-- TASK BRIEF --
If a line in the data below holds the word "kind", copy it.

-- INFORMATION PROVIDED --

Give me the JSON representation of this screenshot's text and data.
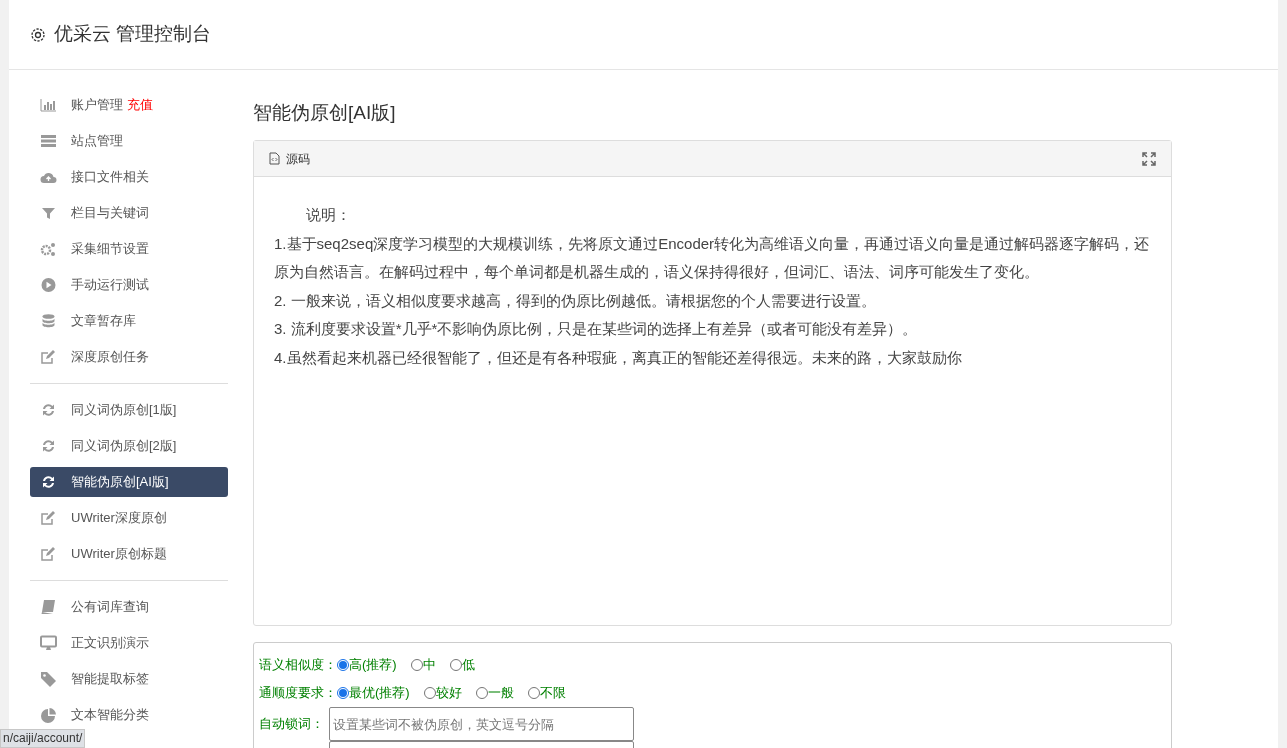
{
  "header": {
    "title": "优采云 管理控制台"
  },
  "sidebar": {
    "groups": [
      {
        "items": [
          {
            "label": "账户管理",
            "badge": "充值",
            "selected": false
          },
          {
            "label": "站点管理",
            "selected": false
          },
          {
            "label": "接口文件相关",
            "selected": false
          },
          {
            "label": "栏目与关键词",
            "selected": false
          },
          {
            "label": "采集细节设置",
            "selected": false
          },
          {
            "label": "手动运行测试",
            "selected": false
          },
          {
            "label": "文章暂存库",
            "selected": false
          },
          {
            "label": "深度原创任务",
            "selected": false
          }
        ]
      },
      {
        "items": [
          {
            "label": "同义词伪原创[1版]",
            "selected": false
          },
          {
            "label": "同义词伪原创[2版]",
            "selected": false
          },
          {
            "label": "智能伪原创[AI版]",
            "selected": true
          },
          {
            "label": "UWriter深度原创",
            "selected": false
          },
          {
            "label": "UWriter原创标题",
            "selected": false
          }
        ]
      },
      {
        "items": [
          {
            "label": "公有词库查询",
            "selected": false
          },
          {
            "label": "正文识别演示",
            "selected": false
          },
          {
            "label": "智能提取标签",
            "selected": false
          },
          {
            "label": "文本智能分类",
            "selected": false
          }
        ]
      }
    ]
  },
  "page_title": "智能伪原创[AI版]",
  "editor": {
    "toolbar_label": "源码",
    "paragraphs": [
      "说明：",
      "1.基于seq2seq深度学习模型的大规模训练，先将原文通过Encoder转化为高维语义向量，再通过语义向量是通过解码器逐字解码，还原为自然语言。在解码过程中，每个单词都是机器生成的，语义保持得很好，但词汇、语法、词序可能发生了变化。",
      "2. 一般来说，语义相似度要求越高，得到的伪原比例越低。请根据您的个人需要进行设置。",
      "3. 流利度要求设置*几乎*不影响伪原比例，只是在某些词的选择上有差异（或者可能没有差异）。",
      "4.虽然看起来机器已经很智能了，但还是有各种瑕疵，离真正的智能还差得很远。未来的路，大家鼓励你"
    ]
  },
  "form": {
    "rows": [
      {
        "kind": "radio",
        "label": "语义相似度：",
        "options": [
          {
            "label": "高(推荐)",
            "selected": true
          },
          {
            "label": "中",
            "selected": false
          },
          {
            "label": "低",
            "selected": false
          }
        ]
      },
      {
        "kind": "radio",
        "label": "通顺度要求：",
        "options": [
          {
            "label": "最优(推荐)",
            "selected": true
          },
          {
            "label": "较好",
            "selected": false
          },
          {
            "label": "一般",
            "selected": false
          },
          {
            "label": "不限",
            "selected": false
          }
        ]
      },
      {
        "kind": "input",
        "label": "自动锁词：",
        "placeholder": "设置某些词不被伪原创，英文逗号分隔"
      },
      {
        "kind": "textarea"
      }
    ]
  },
  "status_url": "n/caiji/account/"
}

-- RESULT OF THE TASK --
        "kind": "radio",
        "kind": "radio",
        "kind": "input",
        "kind": "textarea"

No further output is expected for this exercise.